The experts were in the country to promote utilisation of cassava in other non-traditional products under the Cassava Adding Value to Africa programme (C: AVA), funded by the Bill and Melinda Gates Foundation.
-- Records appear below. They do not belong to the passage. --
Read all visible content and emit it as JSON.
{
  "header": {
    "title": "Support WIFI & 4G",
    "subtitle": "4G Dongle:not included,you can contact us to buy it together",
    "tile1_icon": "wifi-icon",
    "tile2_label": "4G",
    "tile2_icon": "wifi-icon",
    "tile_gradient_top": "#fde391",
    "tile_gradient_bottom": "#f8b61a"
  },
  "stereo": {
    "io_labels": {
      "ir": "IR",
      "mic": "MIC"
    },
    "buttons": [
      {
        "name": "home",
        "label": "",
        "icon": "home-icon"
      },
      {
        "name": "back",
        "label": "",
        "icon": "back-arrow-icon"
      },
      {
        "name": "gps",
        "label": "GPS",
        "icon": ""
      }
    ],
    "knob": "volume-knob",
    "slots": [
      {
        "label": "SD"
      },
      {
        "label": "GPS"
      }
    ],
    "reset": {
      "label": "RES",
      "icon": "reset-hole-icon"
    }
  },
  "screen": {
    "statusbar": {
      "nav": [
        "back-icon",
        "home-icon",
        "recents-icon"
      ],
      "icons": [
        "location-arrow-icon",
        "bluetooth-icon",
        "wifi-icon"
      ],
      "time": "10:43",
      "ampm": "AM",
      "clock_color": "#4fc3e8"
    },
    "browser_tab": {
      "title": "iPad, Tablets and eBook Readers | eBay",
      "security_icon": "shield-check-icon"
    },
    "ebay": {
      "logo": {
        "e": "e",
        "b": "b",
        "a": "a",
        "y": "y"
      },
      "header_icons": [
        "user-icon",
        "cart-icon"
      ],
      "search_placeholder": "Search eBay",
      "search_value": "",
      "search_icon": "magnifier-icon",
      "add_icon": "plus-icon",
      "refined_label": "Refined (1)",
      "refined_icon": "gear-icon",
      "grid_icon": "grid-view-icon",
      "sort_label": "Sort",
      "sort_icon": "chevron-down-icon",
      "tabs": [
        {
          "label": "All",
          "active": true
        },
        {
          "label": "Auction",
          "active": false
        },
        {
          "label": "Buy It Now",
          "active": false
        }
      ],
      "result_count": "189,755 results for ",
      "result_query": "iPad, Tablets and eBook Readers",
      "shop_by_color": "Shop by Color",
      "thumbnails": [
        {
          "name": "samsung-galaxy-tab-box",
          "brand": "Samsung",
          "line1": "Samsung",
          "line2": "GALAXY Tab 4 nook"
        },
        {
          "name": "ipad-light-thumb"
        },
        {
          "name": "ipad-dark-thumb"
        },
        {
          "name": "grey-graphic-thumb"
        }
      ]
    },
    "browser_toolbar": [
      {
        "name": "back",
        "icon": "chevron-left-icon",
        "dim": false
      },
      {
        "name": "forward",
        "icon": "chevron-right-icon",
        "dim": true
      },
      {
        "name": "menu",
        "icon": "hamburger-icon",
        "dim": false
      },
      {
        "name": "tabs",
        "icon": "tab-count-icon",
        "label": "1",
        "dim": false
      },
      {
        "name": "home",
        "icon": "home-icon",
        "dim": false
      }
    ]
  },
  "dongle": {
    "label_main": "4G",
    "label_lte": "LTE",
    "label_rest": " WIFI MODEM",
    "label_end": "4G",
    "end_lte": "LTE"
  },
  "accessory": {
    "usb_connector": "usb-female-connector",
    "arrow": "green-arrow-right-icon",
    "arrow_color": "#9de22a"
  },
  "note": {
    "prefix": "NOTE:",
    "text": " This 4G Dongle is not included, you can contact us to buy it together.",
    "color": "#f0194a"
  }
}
C: AVA involves Nigeria, Ghana, Tanzania, Uganda and Malawi.
The programme works in collaboration with the Federal University of Agriculture in Abeokuta.
Graffham said: “in connection with what is going on here today, we’ve been working with a range of fabricators here in Nigeria, particularly with Nobex Industries to try and improve the processing equipment that the company produces, to make it more cost efficient and to get a better output, lower cost per tonne and generally improve the quality.
“Nobex has exported one of its products to a commercial factory in Malawi and I believe that there will be a lot more export and i think this is very significant, because this is not Nigeria importing products now, but this is Nigerian made equipment being sold in another country and the people there are very happy with the product,” he said.
He also praised the Bank of Industry for partnering with the company under the Cassava Bread Fund Initiative which has procured about 20 flash dryers for small and medium enterprises (SMEs) across the country for the production of high quality cassava flour (HQCF).
“Under the programme, we are interested in working with the SMEs, of which there are many across the country, processing equipment and improving the efficiency of them is quite an important area for us. And that has been going on now for more than six years, what you see today and what has been done with the Bank of Industry has been a good collaborative effort.” He said.
According to Marchant, the impact of cassava development in Nigeria was encouraging and has also been felt by the fabricators of the equipment as there are now factories with more machineries and 10 times the number of people that used to work in them.
“Another good thing we see is that the scale and quality of machinery is increasing, it is bigger and better, it would be a nice thing to display imported machineries with what can be produced here and import only what cannot be made here in Nigeria.”
Culled from The Nation (page 39) of Friday, September 19, 2014